Photo 1 [3 September 2015] Rachael Jack is the recipient of Emotion Researcher's Young Researcher Spotlight for her work on facial expressions at the University of Glasgow Her article in Emotion Researcher titled Understanding the Face as a Dynamic Communication Tool can be found here)
Photo 2 [14 August 2015] Dr. Marios Philiastides’ lab publishes a paper in Nature Communications on the role of feedback processing during reinforcement learning. Using cutting edge multimodal neuroimaging (simultaneous EEG-fMRI), Dr. Philiastides’ team uncovered the spatiotemporal dynamics of two separate but interacting value systems that shape reward learning in the human brain. Their research approach opens up new avenues for the investigation of the neural systems underlying value-based decision making in humans.

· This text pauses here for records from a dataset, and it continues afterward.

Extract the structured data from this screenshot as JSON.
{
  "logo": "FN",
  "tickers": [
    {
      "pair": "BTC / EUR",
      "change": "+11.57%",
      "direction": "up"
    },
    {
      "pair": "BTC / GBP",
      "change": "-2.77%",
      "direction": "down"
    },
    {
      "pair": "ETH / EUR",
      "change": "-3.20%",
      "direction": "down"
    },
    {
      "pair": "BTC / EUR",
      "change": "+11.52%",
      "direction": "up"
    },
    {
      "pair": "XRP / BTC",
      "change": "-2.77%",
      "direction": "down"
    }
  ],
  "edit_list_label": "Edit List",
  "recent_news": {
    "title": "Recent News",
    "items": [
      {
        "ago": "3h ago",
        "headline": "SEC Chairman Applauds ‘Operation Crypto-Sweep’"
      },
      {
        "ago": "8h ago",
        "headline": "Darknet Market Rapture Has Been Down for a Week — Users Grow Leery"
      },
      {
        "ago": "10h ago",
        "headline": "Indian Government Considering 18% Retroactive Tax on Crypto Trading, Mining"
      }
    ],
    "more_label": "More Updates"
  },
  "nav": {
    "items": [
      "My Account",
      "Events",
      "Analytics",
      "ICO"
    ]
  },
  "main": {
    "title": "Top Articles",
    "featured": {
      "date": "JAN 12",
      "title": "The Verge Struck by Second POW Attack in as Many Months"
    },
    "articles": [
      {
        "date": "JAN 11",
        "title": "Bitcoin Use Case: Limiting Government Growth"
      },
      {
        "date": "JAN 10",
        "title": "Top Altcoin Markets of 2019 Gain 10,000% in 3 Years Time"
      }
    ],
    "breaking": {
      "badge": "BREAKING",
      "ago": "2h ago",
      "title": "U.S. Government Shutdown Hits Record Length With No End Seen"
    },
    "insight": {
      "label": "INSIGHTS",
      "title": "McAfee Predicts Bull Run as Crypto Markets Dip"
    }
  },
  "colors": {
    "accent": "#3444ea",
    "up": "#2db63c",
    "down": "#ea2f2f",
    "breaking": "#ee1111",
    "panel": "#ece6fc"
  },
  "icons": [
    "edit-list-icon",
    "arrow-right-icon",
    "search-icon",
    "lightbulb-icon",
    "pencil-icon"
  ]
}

Crucially, their findings have the potential to further improve our understanding of how everyday responses to rewarding or stressful events can affect our capacity to make optimal decisions, as well as facilitate the study of how mental disorders - such as chronic stress, obsessive-compulsive-disorder, post-traumatic disorder and depression - affect learning and strategic planning.
Photo 3 [24 June 2015] Glasgow is part of a group of international scientists that has been awarded £724,000 from the US Office of Naval Research in a joint venture with Engineering and Physical Sciences Research Council to advance ‘deep scene understanding’ in machines. The goal is to develop mechanisms that can recognise their environments and the behaviours of people within that environment and respond accordingly. Professor Philippe Schyns, Director of the Institute of Neuroscience and Psychology, who is leading the Glasgow contribution to the project said: “If robots of science fiction are to become reality they will need to be much more aware of their surroundings and be able to adapt to situations accordingly – to be more human essentially.” The project is titled - ‘Understanding Scenes and Events through Joint Parsing, Cognitive Reasoning and Lifelong Learning’ and more details are available here)
Photo 4 [5 June 2015] Psychology at Glasgow has consistently been rated within the top 10 of over 100 UK universities by all the major 'league tables' such as the Times and the Guardian, scoring particularly high in overall satisfaction with the course and the value we add to every student.
Photo 5 [4 June 2015] Lisa DeBruine (lead exhibitor) together with Philippe Schyns, Ben Jones and Rachael Jack (co-exhibitors) are presenting at the Royal Society Summer Science Exhibit in London at the end of this month. This is the most prestigious UK public engagement event with Glasgow being the only Scottish university represented, plus Face Facts has been selected as one of the three headlining exhibits. The Glasgow Science Centre and Dimensional Imaging helped create the exhibit. See more details here)
Psychology at the University of Glasgow is rated very highly for research and teaching.
In the 2014 UK Research Excellence Framework, Psychology at Glasgow was ranked #1 in research intensity (jointly with UCL) according to the Times Higher Education. We earned the highest grade possible (4*) for a very high proportion (44%) of research. For teaching, we are consistently ranked 1st in Scotland and in the top 5 in the UK in national league tables, such as #2 in the 2015 Guardian Universities Guide.
The Subject Area of Psychology spans two colleges:

-  the College of Science
   and Engineering

-  the College of Medical,
    Veterinary and Life Sciences
October 9th 2015, 15:30

Professor James A. Russell
from the Emotion Development Lab, Boston College
(invited by Philippe G. Schyns)
October 23rd 2015, 15:30

Dr Catherine Pelachaud
from the Le Centre national de la recherche scientifique
(invited by Philippe G. Schyns)